If you've never mastered a skill that you've always wanted to know—whether it's speaking Italian, mixing the perfect cocktail, or running ultramarathons—turn that hobby into a habit with these tips from BJ Fogg, author of Tiny Habits: The Small Changes that Change Everything ($24.98, amazon.com) and director of the Behavior Design Lab at Stanford University. The first step, of course, is deciding whether that hobby you keep dropping is one that still serves you. "If someone has fallen away from an old habit, they need to stop, and pause, and say, 'Maybe I don't want that habit anymore,'" says Fogg. "It's so liberating to give yourself permission to let it go and not feel bad about it—in fact, people should feel good about it."
1. Pick something you like.
A hobby should be fun—and maybe even relaxing—so if you can't stick with a certain activity, your first step is assessing whether or not you truly enjoy it. If you find jigsaw puzzles frustrating and running exhausting, they might not be the right hobbies for you. "The bottom line is this: The only habits you can successfully form and maintain are the ones you really want to do," says Fogg. "If you're dreading it or you have to force yourself to do it, that's a signal that you don't want to do it. For many of those kinds of things, people can temporarily use discipline or willpower to get themselves to do it, but it's rare that they wire in to be true habits." If you're trying to commit to a habit for the health benefits, find a similar alternative you can get excited about, like eating a side of fruit at dinner if you don't like vegetables, or trading treadmill sessions for outdoor yoga.
2. Set the bar low.
If you're envisioning spending an hour on a new hobby every day, it's going to be easy to get frustrated. What's more important than quantity, says Fogg, is consistency. You may not have an extra hour each day for editing your family photo albums, but if you set a smaller goal—like spending 10 minutes each day on a single spread—you can create a stronger habit. "Be realistic about what you can do every day, and do that tiny version," says Fogg. "In the time you have, scale it back to be really tiny so you can be very consistent every day." On days when you have more time, work as long as you want.
3. Tag it to an established habit.
One of Fogg's core habit-forming techniques is the concept of anchoring, when you pair a new habit with an established one—like adding facial moisturizing night cream into your evening agenda by applying it right after you brush your teeth. "It's really important," he says. "It allows you to tie it into your daily routine, and then your routine serves as the prompt or reminder." It works on a larger scale, too: Swap your morning social media scroll for a crossword puzzle while you're drinking your coffee, or stop at the library for a new book after every trip to the grocery store.
4. Find a friend.
Asking a friend or family member to keep you accountable is a classic habit-forming technique, says Fogg, but you're likely to have more luck if you find a partner who wants to pick up a new (or similar) hobby. "Changing together is good," says Fogg.
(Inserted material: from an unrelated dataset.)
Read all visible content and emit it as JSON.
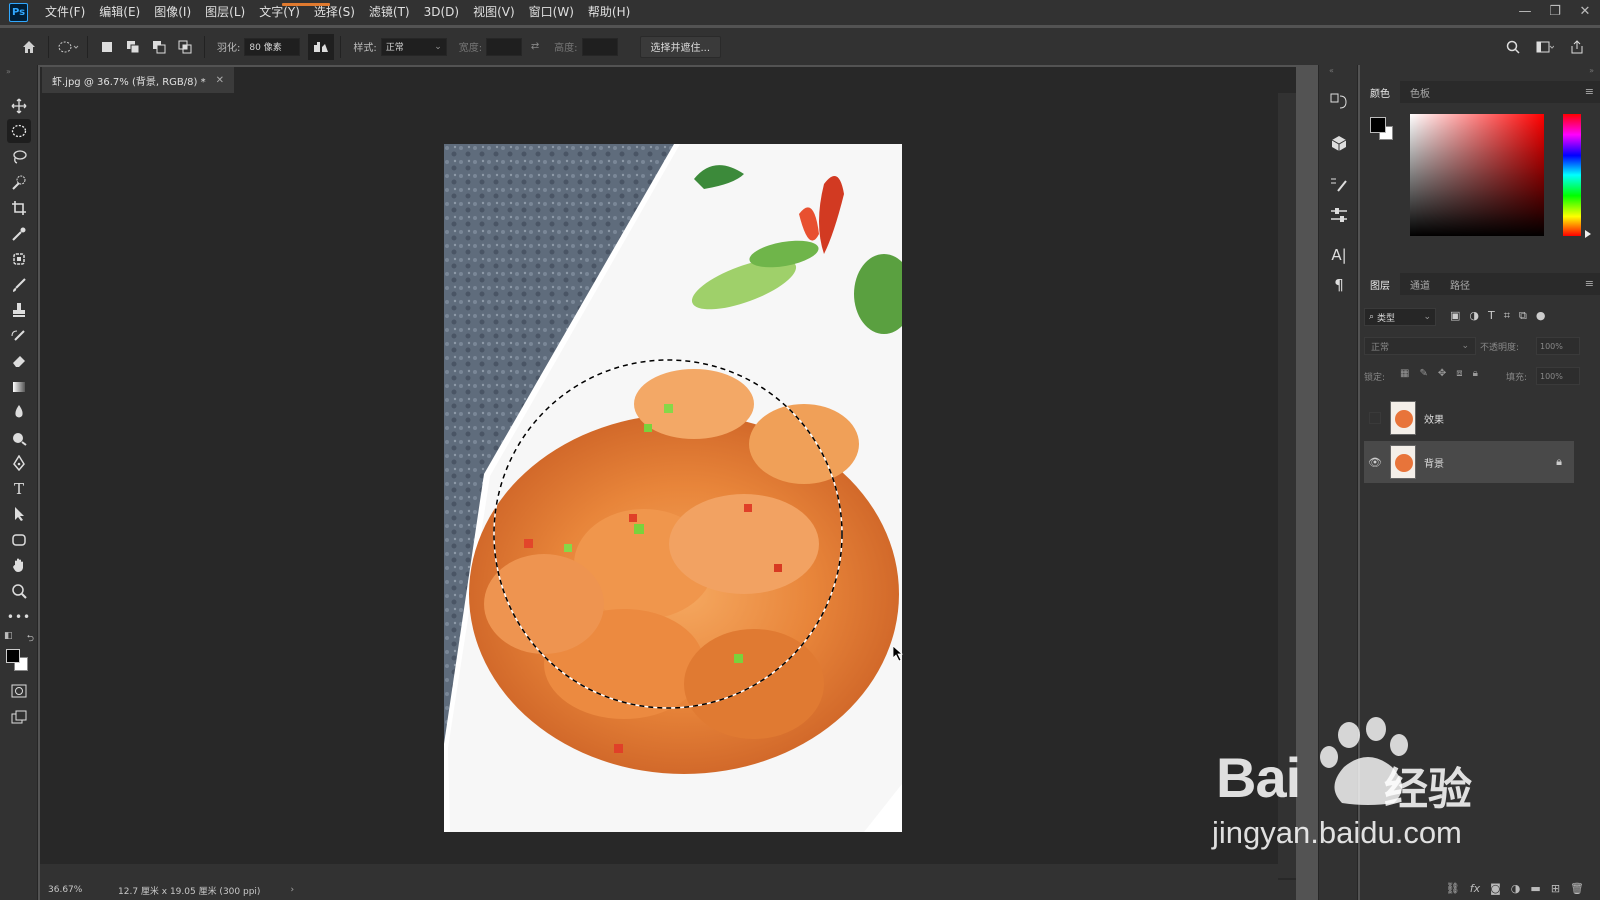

If you're taking up hiking at your local nature center, your partner might bring an art set to paint the landscape; if you're joining a basketball team at the local YMCA, your kids might sign up for swim lessons.
5. Don't incentivize yourself.
If you've chosen the right hobby—one that you truly enjoy—then you shouldn't need to reward yourself with new workout clothes for a week's worth of runs or a manicure after four language classes. The positive feeling you get from your hobby, which Fogg refers to as "celebration," is a reward; treats you promise yourself for completing an activity are incentives.
"You only need an incentive if you don't want to do the habit," says Fogg. "An incentive is to motivate you; ideally, you're already motivated to do the habit." By setting a goal with a reward at the end, "You might make it," says Fogg, "but the habit isn't going to stick, and in a lot of cases, you won't make it. It's a bad design for long-term habits."